Speed – Part 1 in a Series on How to Improve Speed (Walking / Running)


Speed. It’s something that we, as humans, love to measure. What child hasn’t tried to race a friend to see “who’s faster”. But speed is also important in other ways, including reducing mortality risk as we age. So, what is “speed”? How can we improve it and how can we use that knowledge to improve our performance and health as we age?


Components of Speed


Speed can be broken down to two components: stride length, and stride frequency. Let’s look at stride length first.


Stride Length is the distance between the same point of contact on successive foot strikes of the same foot. For example, standing on your left foot, mark the spot where your heel is, then take a step with your right leg, then another back onto your left. Mark the spot where your left heel landed and then measure the distance between the two markings. That’s your stride length. Your “step” length would be half that distance.


Stride length will vary from person to person based on many factors including height, strength, balance, tendon elasticity, and neuromuscular control. As we age, we tend to have shorter stride lengths in general. This is important because research has shown that in people 65 or older, a stride length of 0.64m or less (0.32m/step) is associated with a higher risk for falls, and overall mortality rate1.

When looking at running, your stride length will naturally become longer as your running speed increases, however, the amount by which it increases will vary by person, depending on numerous factors, including joint and muscle flexibility, strength/power, and terrain. When running up a hill, your stride length naturally gets shorter, which is one reason why we run slower up a hill (other than the obvious reason of you’re running up a hill)! To offset this, you need to increase your stride frequency, the next thing we will discuss here.


Stride frequency is the speed with which you’re taking your steps, or how many steps you’re taking in a minute. As our walking or running speed increases, our stride frequency will naturally increase. When looking at a sprinter like Usain Bolt, he would take around 247 steps in a minute! When looking at a standard runner, a frequency of 170 steps/minute or less can sometimes be the cause of injuries due to higher ground contact times (GCT). This is the amount of time our foot spends on the ground when we walk or run. With a longer GCT, our muscles, bones and ligaments are forced to withstand that load for a longer period of time which can lead to various injuries, especially bony-stress injuries.


So, when you break “speed” down, it is simply made up of how fast you’re taking your steps, and how long those steps are. In the next blog, we will dive into ways to increase both of those factors.
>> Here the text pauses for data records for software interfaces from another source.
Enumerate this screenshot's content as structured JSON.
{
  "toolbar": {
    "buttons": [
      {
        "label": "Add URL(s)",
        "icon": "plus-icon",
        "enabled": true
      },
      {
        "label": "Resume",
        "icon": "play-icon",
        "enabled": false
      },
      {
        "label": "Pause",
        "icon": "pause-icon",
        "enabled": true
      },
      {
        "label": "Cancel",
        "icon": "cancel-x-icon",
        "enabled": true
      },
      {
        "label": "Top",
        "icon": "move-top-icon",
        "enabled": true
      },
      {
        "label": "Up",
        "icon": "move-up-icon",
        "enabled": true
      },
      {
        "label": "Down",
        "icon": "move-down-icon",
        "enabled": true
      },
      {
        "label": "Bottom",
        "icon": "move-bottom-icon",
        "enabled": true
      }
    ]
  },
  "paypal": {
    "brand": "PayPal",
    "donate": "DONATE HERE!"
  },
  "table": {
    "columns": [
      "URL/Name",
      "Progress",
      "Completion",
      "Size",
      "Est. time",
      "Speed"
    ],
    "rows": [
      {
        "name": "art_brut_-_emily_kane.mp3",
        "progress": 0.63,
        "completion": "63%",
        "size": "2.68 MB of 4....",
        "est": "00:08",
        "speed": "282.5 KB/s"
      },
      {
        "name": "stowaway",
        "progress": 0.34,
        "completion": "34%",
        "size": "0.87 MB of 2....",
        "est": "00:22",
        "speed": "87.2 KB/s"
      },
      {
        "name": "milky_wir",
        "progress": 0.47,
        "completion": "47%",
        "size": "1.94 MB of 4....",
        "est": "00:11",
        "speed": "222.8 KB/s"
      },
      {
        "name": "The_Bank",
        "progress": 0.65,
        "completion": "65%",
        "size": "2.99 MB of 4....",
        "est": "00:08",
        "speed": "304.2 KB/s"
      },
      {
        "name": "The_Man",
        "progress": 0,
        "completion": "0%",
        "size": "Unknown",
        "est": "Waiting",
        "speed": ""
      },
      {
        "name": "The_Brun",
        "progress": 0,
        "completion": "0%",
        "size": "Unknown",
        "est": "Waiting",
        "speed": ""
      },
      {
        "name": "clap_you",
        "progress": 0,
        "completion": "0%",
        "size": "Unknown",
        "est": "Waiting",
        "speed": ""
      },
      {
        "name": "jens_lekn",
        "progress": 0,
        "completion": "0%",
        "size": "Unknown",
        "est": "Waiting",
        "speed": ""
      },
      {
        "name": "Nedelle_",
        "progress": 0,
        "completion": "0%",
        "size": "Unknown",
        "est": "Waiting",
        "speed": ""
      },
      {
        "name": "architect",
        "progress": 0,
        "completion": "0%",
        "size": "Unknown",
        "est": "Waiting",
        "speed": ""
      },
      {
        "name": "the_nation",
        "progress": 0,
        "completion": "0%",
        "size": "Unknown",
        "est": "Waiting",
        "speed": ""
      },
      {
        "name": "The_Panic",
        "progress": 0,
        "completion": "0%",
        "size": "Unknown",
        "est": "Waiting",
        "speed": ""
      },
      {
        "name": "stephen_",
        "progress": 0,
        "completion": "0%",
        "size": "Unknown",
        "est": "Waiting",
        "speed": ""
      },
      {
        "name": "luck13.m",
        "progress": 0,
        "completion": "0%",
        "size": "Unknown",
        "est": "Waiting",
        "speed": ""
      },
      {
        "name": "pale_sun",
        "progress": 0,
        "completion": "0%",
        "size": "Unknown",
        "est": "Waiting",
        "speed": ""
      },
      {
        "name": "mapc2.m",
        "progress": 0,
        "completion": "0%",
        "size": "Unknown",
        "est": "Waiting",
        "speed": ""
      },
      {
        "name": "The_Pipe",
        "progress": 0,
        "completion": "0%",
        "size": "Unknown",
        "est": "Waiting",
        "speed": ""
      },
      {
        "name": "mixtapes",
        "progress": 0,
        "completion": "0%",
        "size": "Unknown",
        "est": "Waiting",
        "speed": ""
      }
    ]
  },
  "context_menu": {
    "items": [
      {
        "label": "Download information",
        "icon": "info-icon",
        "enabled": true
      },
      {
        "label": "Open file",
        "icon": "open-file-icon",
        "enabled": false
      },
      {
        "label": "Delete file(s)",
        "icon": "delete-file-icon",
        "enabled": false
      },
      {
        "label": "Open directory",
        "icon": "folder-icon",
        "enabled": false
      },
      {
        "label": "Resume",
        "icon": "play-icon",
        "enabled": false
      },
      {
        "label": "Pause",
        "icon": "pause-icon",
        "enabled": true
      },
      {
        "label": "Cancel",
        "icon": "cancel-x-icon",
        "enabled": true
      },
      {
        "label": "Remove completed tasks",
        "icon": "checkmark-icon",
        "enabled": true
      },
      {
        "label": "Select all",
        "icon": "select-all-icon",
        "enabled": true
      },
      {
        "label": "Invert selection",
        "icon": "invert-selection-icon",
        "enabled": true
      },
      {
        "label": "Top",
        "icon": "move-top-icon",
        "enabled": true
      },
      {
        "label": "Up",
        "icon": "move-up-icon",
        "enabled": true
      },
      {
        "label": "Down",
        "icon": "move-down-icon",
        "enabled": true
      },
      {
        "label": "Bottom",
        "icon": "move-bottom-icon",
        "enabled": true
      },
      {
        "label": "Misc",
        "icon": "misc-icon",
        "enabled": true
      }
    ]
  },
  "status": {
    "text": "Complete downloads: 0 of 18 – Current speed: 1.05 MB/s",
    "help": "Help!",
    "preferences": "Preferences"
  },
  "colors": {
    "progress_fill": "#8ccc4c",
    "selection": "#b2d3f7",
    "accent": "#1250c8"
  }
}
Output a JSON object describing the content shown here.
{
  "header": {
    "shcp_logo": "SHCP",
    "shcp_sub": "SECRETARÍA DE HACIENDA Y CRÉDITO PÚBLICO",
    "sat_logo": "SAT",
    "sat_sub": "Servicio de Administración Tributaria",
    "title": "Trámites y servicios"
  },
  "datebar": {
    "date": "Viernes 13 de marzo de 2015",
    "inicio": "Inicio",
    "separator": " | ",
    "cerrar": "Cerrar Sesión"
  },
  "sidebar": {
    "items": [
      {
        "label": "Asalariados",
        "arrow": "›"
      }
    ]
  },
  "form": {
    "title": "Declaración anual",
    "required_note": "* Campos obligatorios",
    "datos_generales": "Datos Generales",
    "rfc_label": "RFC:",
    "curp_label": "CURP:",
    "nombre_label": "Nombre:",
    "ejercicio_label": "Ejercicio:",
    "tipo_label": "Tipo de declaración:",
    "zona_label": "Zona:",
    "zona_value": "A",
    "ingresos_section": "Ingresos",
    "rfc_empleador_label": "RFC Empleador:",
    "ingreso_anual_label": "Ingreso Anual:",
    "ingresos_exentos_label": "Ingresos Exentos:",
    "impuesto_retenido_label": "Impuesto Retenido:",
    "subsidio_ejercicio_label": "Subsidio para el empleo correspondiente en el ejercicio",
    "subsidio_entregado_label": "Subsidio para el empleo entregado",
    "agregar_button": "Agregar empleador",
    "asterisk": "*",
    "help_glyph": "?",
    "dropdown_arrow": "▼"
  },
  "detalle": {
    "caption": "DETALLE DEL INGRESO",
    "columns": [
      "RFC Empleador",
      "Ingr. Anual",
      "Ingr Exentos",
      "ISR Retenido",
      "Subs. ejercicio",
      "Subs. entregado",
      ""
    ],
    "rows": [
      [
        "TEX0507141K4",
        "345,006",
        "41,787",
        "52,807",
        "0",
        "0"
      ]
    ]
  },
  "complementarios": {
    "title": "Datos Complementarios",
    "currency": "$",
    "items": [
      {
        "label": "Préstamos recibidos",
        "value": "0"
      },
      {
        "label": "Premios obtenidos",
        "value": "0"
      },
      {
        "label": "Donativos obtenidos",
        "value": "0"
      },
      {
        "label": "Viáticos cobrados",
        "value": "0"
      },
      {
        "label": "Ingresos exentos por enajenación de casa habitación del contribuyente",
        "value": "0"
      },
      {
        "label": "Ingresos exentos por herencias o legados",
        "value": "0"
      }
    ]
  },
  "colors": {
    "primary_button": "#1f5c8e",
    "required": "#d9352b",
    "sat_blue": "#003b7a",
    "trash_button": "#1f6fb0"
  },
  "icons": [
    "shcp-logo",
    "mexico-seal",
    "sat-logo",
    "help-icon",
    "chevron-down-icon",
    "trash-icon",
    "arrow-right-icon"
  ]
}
  1. Bytyçi I, Henein MY. Stride Length Predicts Adverse Clinical Events in Older Adults: A Systematic Review and Meta-Analysis. Journal of Clinical Medicine. 2021; 10(12):2670.